Greg Sargent thinks that the Obama administration makes a great point in their response to criticism over plans to send Yemenis in Gitmo back to a nation that practices catch-and-release with terrorists, either by choice or by default.  The White House says that the terrorists that have gone back into AQ were all released by the Bush administration, which is undeniable, since the only ones released to Yemen have only just gone out the door:

One of the big stories of the morning — echoed widely by the news orgs and on the right — is that new government stats show that 20 percent of Gitmo detainees who have been released are thought to have returned to terrorist activity. The story is expected to complicate the politics of closing Gitmo.

But what if all those detainees were released under Bush, and not under Obama?
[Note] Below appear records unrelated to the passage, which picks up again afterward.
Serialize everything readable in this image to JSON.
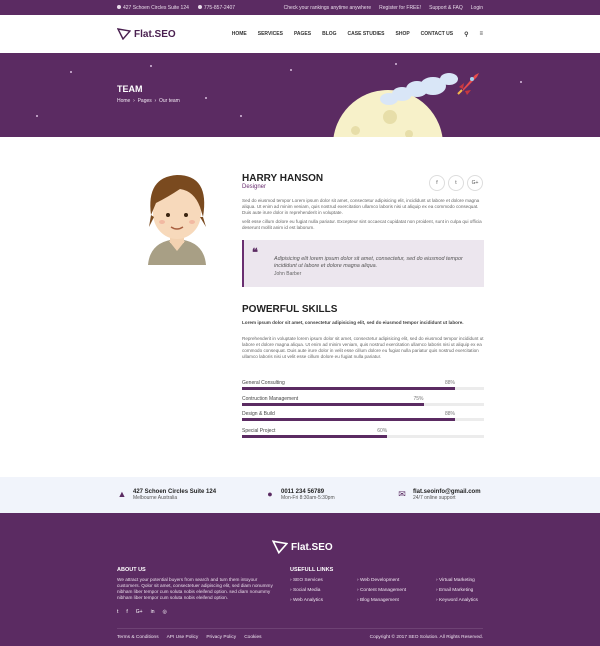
{
  "topbar": {
    "address": "427 Schoen Circles Suite 124",
    "phone": "775-857-2407",
    "links": [
      "Check your rankings anytime anywhere",
      "Register for FREE!",
      "Support & FAQ",
      "Login"
    ]
  },
  "nav": {
    "logo": "Flat.SEO",
    "items": [
      "HOME",
      "SERVICES",
      "PAGES",
      "BLOG",
      "CASE STUDIES",
      "SHOP",
      "CONTACT US"
    ]
  },
  "hero": {
    "title": "TEAM",
    "crumbs": [
      "Home",
      "Pages",
      "Our team"
    ]
  },
  "profile": {
    "name": "HARRY HANSON",
    "role": "Designer",
    "social": [
      "f",
      "t",
      "G+"
    ],
    "p1": "Sed do eiusmod tempor Lorem ipsum dolor sit amet, consectetur adipisicing elit, incididunt ut labore et dolore magna aliqua. Ut enim ad minim veniam, quis nostrud exercitation ullamco laboris nisi ut aliquip ex ea commodo consequat. Duis aute irure dolor in reprehenderit in voluptate.",
    "p2": "velit esse cillum dolore eu fugiat nulla pariatur. Excepteur sint occaecat cupidatat non proident, sunt in culpa qui officia deserunt mollit anim id est laborum.",
    "quote": "Adipisicing elit lorem ipsum dolor sit amet, consectetur, sed do eiusmod tempor incididunt ut labore et dolore magna aliqua.",
    "quote_author": "John Barber"
  },
  "skills": {
    "title": "POWERFUL SKILLS",
    "lead": "Lorem ipsum dolor sit amet, consectetur adipisicing elit, sed do eiusmod tempor incididunt ut labore.",
    "text": "Reprehenderit in voluptate lorem ipsum dolor sit amet, consectetur adipisicing elit, sed do eiusmod tempor incididunt ut labore et dolore magna aliqua. Ut enim ad minim veniam, quis nostrud exercitation ullamco laboris nisi ut aliquip ex ea commodo consequat. Duis aute irure dolor in velit esse cillum dolore eu fugiat nulla pariatur quis nostrud exercitation ullamco laboris nisi ut velit esse cillum dolore eu fugiat nulla pariatur.",
    "items": [
      {
        "label": "General Consulting",
        "pct": "88%",
        "value": 88
      },
      {
        "label": "Contruction Management",
        "pct": "75%",
        "value": 75
      },
      {
        "label": "Design & Build",
        "pct": "88%",
        "value": 88
      },
      {
        "label": "Special Project",
        "pct": "60%",
        "value": 60
      }
    ]
  },
  "contact": [
    {
      "icon": "building-icon",
      "t1": "427 Schoen Circles Suite 124",
      "t2": "Melbourne Australia"
    },
    {
      "icon": "user-icon",
      "t1": "0011 234 56789",
      "t2": "Mon-Fri 8:30am-5:30pm"
    },
    {
      "icon": "mail-icon",
      "t1": "flat.seoinfo@gmail.com",
      "t2": "24/7 online support"
    }
  ],
  "footer": {
    "logo": "Flat.SEO",
    "about_title": "ABOUT US",
    "about": "We attract your potential buyers from search and turn them intoyour customers. Qolor sit amet, consectetuer adipiscing elit, sed diam nonummy nibham liber tempor cum soluta nobis eleifend option. sed diam nonummy nibham liber tempor cum soluta nobis eleifend option.",
    "social": [
      "t",
      "f",
      "G+",
      "in",
      "◎"
    ],
    "links_title": "USEFULL LINKS",
    "links": [
      "SEO Services",
      "Web Development",
      "Virtual Marketing",
      "Social Media",
      "Content Management",
      "Email Marketing",
      "Web Analytics",
      "Blog Management",
      "Keyword Analytics"
    ],
    "bottom": [
      "Terms & Conditions",
      "API Use Policy",
      "Privacy Policy",
      "Cookies"
    ],
    "copyright": "Copyright © 2017 SEO Solution. All Rights Reserved."
  }
}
That’s the case that was made to me by a senior Obama administration official. He claimed that the administration doesn’t believe that any of the detainees released under Obama have returned to terror — because the Obama administration has a better screening process in place to determine which detainees pose a threat. …

To be sure, it’s hard to evaluate this claim. Much of the info involving these detainees remains classified. It might also be more compelling if the administration made it on the record. But it’s an angle on this story worth digging into. It could shed light on how much this recidivism story should actually matter when it comes to evaluating the Obama administration’s current approach.

Er, how much does it matter when Obama has determined to release all of the remaining Yemenis anyway?   The administration isn’t being choosy at all.  They only began releasing Yemenis a few weeks ago, and stopped after getting embarrassed when the EunuchBomber attack made the situation in Yemen impossible to dismiss.  Until then, though, the White House had insisted publicly that they would eventually turn over all of the Yemenis except any involved in chargeable “crimes” back to the nearly-failed state of Yemen.

The fact that the recidivism applies to Bush-era releases is both undeniable and irrelevant.  Obama has only been in office a year, and has only released a handful of Chinese Uighurs and the half-dozen Yemenis, along with a smattering of releases to Europe and Afghanistan.  They haven’t been out long enough to track.  It took a couple of years to see the terrorists claim their return to AQ operations.

The better question is whether the Obama administration will learn anything from the recidivism that we’ve confirmed (and the larger recidivism we should assume).  I’m willing to stipulate that Obama shouldn’t get blamed for the earlier recidivism if he takes the obvious lesson and stops releasing terrorists from Gitmo as a result of the new data.   If the administration thinks that the releases of those considered a safer bet in the early stages of emptying Gitmo means that releasing everyone else will get better results, then that certainly is an angle worth pursuing for media outlets — mainly for its insanity.